Frustrated by holes in your travertine?
Ever wonder why you get holes in your travertine tile? Well, this is one of the most common questions that we get from our clients. The short answer is that travertine is like Swiss cheese – full of holes all the way through it. When the raw travertine is cut into tiles, the surface holes are filled and then polished to a specific finish. Yet beneath the surface of the tiles, holes still remain. These holes, called vughs, typically differ in mineral composition from the travertine itself, which is composed mainly of calcium carbonate. These vughs could be composed of granite, quartz, salt, etc. If salt is among the compounds, it is likely acidic. Should this salt be exposed to water, it dissolves, and the acid is released. The acid causes the calcium carbonate to disintegrate, causing a hole to form.

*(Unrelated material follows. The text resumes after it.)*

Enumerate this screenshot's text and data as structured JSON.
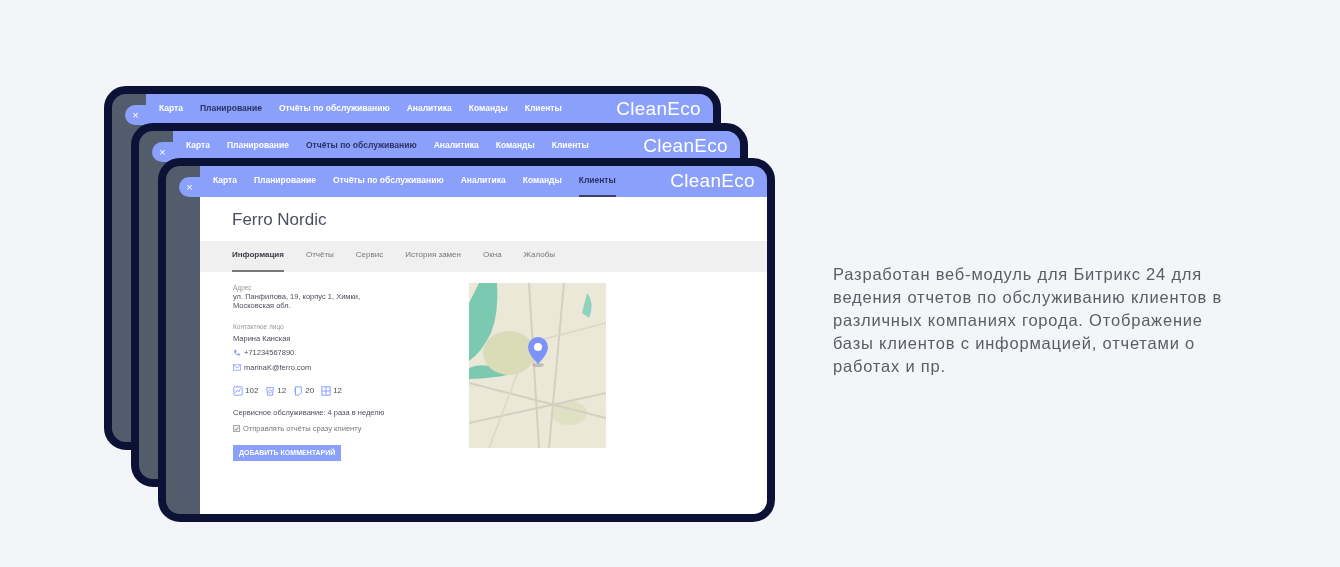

Since travertine polishing involves the use of abrasives to bring up the shine, it’s common for holes to form during the process. Depending on the size of the hole and number of holes, we either fill them with non-sanded grout or epoxy travertine filler.